The effects of the climate crisis are a study in contrast — flooded roads in IT city Bengaluru on the one hand and the parched earth of drought-affected Banka of Bihar on the other. Climate crisis threatens our food security. This year, record-breaking heat waves trimmed wheat output by 3 per cent; now, large rice-growing tracts are staring at a shortfall of crops due to insufficient rainfall.
While large parts of the country reel under floods, drought-like conditions stare at farmers in UP, West Bengal, Bihar and Jharkhand, which are among the top paddy-producing States. For farmers, hot temperatures and erratic rainfall threaten the livelihood of 45 per cent of the country’s population. It impacts their income and crop-loan cycle — to return on time to get fresh lending and to invest back into their farms as well as to fulfil their basic needs.
Policymakers, agri-scientists and farmers must come together to form a Climate Risk Management Board (CRMB) to create a sustainable solution in the form of climate-resilient farming.
A study by the Council for Energy, Environment and Water (CEEW) has found that over 75 per cent of India’s districts are vulnerable to extreme climate. Expert estimates show that climate change might reduce global agriculture productivity by 17 per cent by 2050. Could embracing sustainable agriculture improve farm incomes and nutrition security in a climate-changing world?
Overuse of resources like water, soil, fertilisers and pesticides to boost yield resulted in greenhouse gas (GHG) emissions, which exacerbate the climate crisis. After the implementation of the Food Security Act, the country is once again looking towards Punjab. But Punjab farmers need to conserve its soil and water along with adopting diversification in agriculture and venture into agro-processing.
The State has never been able to implement an agenda of crop diversification. Punjab takes about 5,400 litres of water to grow one kilogram of rice, five times as much as China uses, pointing to the State’s low water productivity. That’s why 131 of the 148 blocks in the State are overexploited. About 15 lakh shallow tube wells dig deeper and deeper every year. The northern and central districts are severely water-depleted, while south-western districts face waterlogging and soil salinity or alkalinity. The Central Ground Water Board put out a dire warning — ‘at the current rate of water extraction, Punjab would be a desert within the next quarter-century.’
The Green Revolution led by Punjab once helped India overcome a food crisis. In irrigated areas, a typical farmer now uses 3.5 times more fertilisers and pesticides than in 1970 to get the same output. Although Punjab has only 1.53 per cent of the land area of India, it uses about 23 per cent of the total pesticides used in the country. There are serious environmental problems and health concerns resulting from the use of pesticides.
Ironically, as much as 78 per cent of pesticides and fertilisers are lost to the environment, causing soil, air and water pollution. In addition, the soils of Punjab have become deficient in micronutrients resulting in soil fertility decline.
Farmers need a decent income to solve their multidimensional crisis.
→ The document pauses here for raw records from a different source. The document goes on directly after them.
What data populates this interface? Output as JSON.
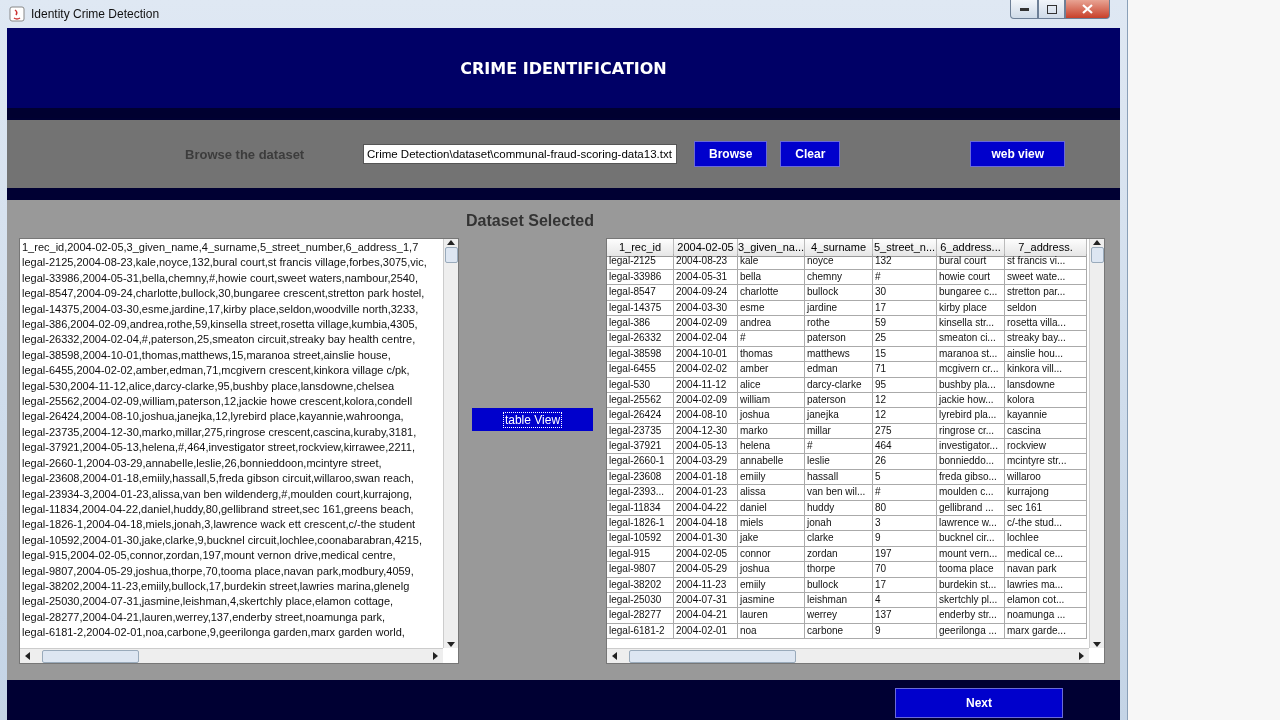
{
  "window": {
    "title": "Identity Crime Detection"
  },
  "header": {
    "title": "CRIME IDENTIFICATION"
  },
  "browse_bar": {
    "label": "Browse the dataset",
    "path": {
      "value": "Crime Detection\\dataset\\communal-fraud-scoring-data13.txt"
    },
    "buttons": [
      "Browse",
      "Clear"
    ],
    "web_view_button": "web view"
  },
  "dataset_panel": {
    "title": "Dataset  Selected",
    "text_area": {
      "lines": [
        "1_rec_id,2004-02-05,3_given_name,4_surname,5_street_number,6_address_1,7",
        "legal-2125,2004-08-23,kale,noyce,132,bural court,st francis village,forbes,3075,vic,",
        "legal-33986,2004-05-31,bella,chemny,#,howie court,sweet waters,nambour,2540,",
        "legal-8547,2004-09-24,charlotte,bullock,30,bungaree crescent,stretton park hostel,",
        "legal-14375,2004-03-30,esme,jardine,17,kirby place,seldon,woodville north,3233,",
        "legal-386,2004-02-09,andrea,rothe,59,kinsella street,rosetta village,kumbia,4305,",
        "legal-26332,2004-02-04,#,paterson,25,smeaton circuit,streaky bay health centre,",
        "legal-38598,2004-10-01,thomas,matthews,15,maranoa street,ainslie house,",
        "legal-6455,2004-02-02,amber,edman,71,mcgivern crescent,kinkora village c/pk,",
        "legal-530,2004-11-12,alice,darcy-clarke,95,bushby place,lansdowne,chelsea",
        "legal-25562,2004-02-09,william,paterson,12,jackie howe crescent,kolora,condell",
        "legal-26424,2004-08-10,joshua,janejka,12,lyrebird place,kayannie,wahroonga,",
        "legal-23735,2004-12-30,marko,millar,275,ringrose crescent,cascina,kuraby,3181,",
        "legal-37921,2004-05-13,helena,#,464,investigator street,rockview,kirrawee,2211,",
        "legal-2660-1,2004-03-29,annabelle,leslie,26,bonnieddoon,mcintyre street,",
        "legal-23608,2004-01-18,emiily,hassall,5,freda gibson circuit,willaroo,swan reach,",
        "legal-23934-3,2004-01-23,alissa,van ben wildenderg,#,moulden court,kurrajong,",
        "legal-11834,2004-04-22,daniel,huddy,80,gellibrand street,sec 161,greens beach,",
        "legal-1826-1,2004-04-18,miels,jonah,3,lawrence wack ett crescent,c/-the student",
        "legal-10592,2004-01-30,jake,clarke,9,bucknel circuit,lochlee,coonabarabran,4215,",
        "legal-915,2004-02-05,connor,zordan,197,mount vernon drive,medical centre,",
        "legal-9807,2004-05-29,joshua,thorpe,70,tooma place,navan park,modbury,4059,",
        "legal-38202,2004-11-23,emiily,bullock,17,burdekin street,lawries marina,glenelg",
        "legal-25030,2004-07-31,jasmine,leishman,4,skertchly place,elamon cottage,",
        "legal-28277,2004-04-21,lauren,werrey,137,enderby street,noamunga park,",
        "legal-6181-2,2004-02-01,noa,carbone,9,geerilonga garden,marx garden world,"
      ]
    },
    "table_view_button": "table View",
    "table": {
      "columns": [
        "1_rec_id",
        "2004-02-05",
        "3_given_na...",
        "4_surname",
        "5_street_n...",
        "6_address...",
        "7_address."
      ],
      "rows": [
        [
          "legal-2125",
          "2004-08-23",
          "kale",
          "noyce",
          "132",
          "bural court",
          "st francis vi..."
        ],
        [
          "legal-33986",
          "2004-05-31",
          "bella",
          "chemny",
          "#",
          "howie court",
          "sweet wate..."
        ],
        [
          "legal-8547",
          "2004-09-24",
          "charlotte",
          "bullock",
          "30",
          "bungaree c...",
          "stretton par..."
        ],
        [
          "legal-14375",
          "2004-03-30",
          "esme",
          "jardine",
          "17",
          "kirby place",
          "seldon"
        ],
        [
          "legal-386",
          "2004-02-09",
          "andrea",
          "rothe",
          "59",
          "kinsella str...",
          "rosetta villa..."
        ],
        [
          "legal-26332",
          "2004-02-04",
          "#",
          "paterson",
          "25",
          "smeaton ci...",
          "streaky bay..."
        ],
        [
          "legal-38598",
          "2004-10-01",
          "thomas",
          "matthews",
          "15",
          "maranoa st...",
          "ainslie hou..."
        ],
        [
          "legal-6455",
          "2004-02-02",
          "amber",
          "edman",
          "71",
          "mcgivern cr...",
          "kinkora vill..."
        ],
        [
          "legal-530",
          "2004-11-12",
          "alice",
          "darcy-clarke",
          "95",
          "bushby pla...",
          "lansdowne"
        ],
        [
          "legal-25562",
          "2004-02-09",
          "william",
          "paterson",
          "12",
          "jackie how...",
          "kolora"
        ],
        [
          "legal-26424",
          "2004-08-10",
          "joshua",
          "janejka",
          "12",
          "lyrebird pla...",
          "kayannie"
        ],
        [
          "legal-23735",
          "2004-12-30",
          "marko",
          "millar",
          "275",
          "ringrose cr...",
          "cascina"
        ],
        [
          "legal-37921",
          "2004-05-13",
          "helena",
          "#",
          "464",
          "investigator...",
          "rockview"
        ],
        [
          "legal-2660-1",
          "2004-03-29",
          "annabelle",
          "leslie",
          "26",
          "bonnieddo...",
          "mcintyre str..."
        ],
        [
          "legal-23608",
          "2004-01-18",
          "emiily",
          "hassall",
          "5",
          "freda gibso...",
          "willaroo"
        ],
        [
          "legal-2393...",
          "2004-01-23",
          "alissa",
          "van ben wil...",
          "#",
          "moulden c...",
          "kurrajong"
        ],
        [
          "legal-11834",
          "2004-04-22",
          "daniel",
          "huddy",
          "80",
          "gellibrand ...",
          "sec 161"
        ],
        [
          "legal-1826-1",
          "2004-04-18",
          "miels",
          "jonah",
          "3",
          "lawrence w...",
          "c/-the stud..."
        ],
        [
          "legal-10592",
          "2004-01-30",
          "jake",
          "clarke",
          "9",
          "bucknel cir...",
          "lochlee"
        ],
        [
          "legal-915",
          "2004-02-05",
          "connor",
          "zordan",
          "197",
          "mount vern...",
          "medical ce..."
        ],
        [
          "legal-9807",
          "2004-05-29",
          "joshua",
          "thorpe",
          "70",
          "tooma place",
          "navan park"
        ],
        [
          "legal-38202",
          "2004-11-23",
          "emiily",
          "bullock",
          "17",
          "burdekin st...",
          "lawries ma..."
        ],
        [
          "legal-25030",
          "2004-07-31",
          "jasmine",
          "leishman",
          "4",
          "skertchly pl...",
          "elamon cot..."
        ],
        [
          "legal-28277",
          "2004-04-21",
          "lauren",
          "werrey",
          "137",
          "enderby str...",
          "noamunga ..."
        ],
        [
          "legal-6181-2",
          "2004-02-01",
          "noa",
          "carbone",
          "9",
          "geerilonga ...",
          "marx garde..."
        ]
      ]
    }
  },
  "next_button": "Next"
}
The CEEW has identified 16 sustainable agriculture practices (SAPs), such as organic farming, integrated farming systems, agro-forestry and precision farming. These could be economically remunerative, socially inclusive and environmentally benign.
Brazil set an example and became the top producer of sugarcane and soybean without using fertilisers. In India, a few States are already at the vanguard of this revolution. Sikkim is a 100 per cent organic State, and Andhra Pradesh aims at 100 per cent natural farming by 2027.
The way out
Farmers should start promoting sustainable integrated agriculture practices that could enable higher crop diversity from staples to high-value crops, fruit and vegetables. Integrated farming with the inclusion of dairy, poultry, beekeeping, fisheries and mushroom cultivation can give additional high-energy food without affecting the production of foodgrains.
There are four sustainable ways farmers can produce more food and adapt to climate change.
First, farmers need hand-holding in the early phases. Support them for knowledge exchange with skill-intensive practices.
Second, support technology innovation and adoption to mechanise labour-intensive activities associated with sustainable agriculture practices. Incentivise innovators and entrepreneurs to encourage the development of farm implements. Alongside, support local micro-businesses through State livelihood missions to produce and sell ready-made inputs such as vermicompost and organic fertilisers.
Third, instead of input-based subsidies for fertiliser and power, incentivise outcomes such as annual nutrition output per hectare and enhanced ecosystem measures such as water conserved or desertification reversed.
Fourth and most significantly, is enhanced research and development for impact studies compared with conventional farming across agro-climatic zones. Regular comparisons of outcomes amid climate change are important for safeguarding farm income, nutrition, food security and natural resources.
The writer is Vice Chairman, Punjab Economic Policy and Planning Board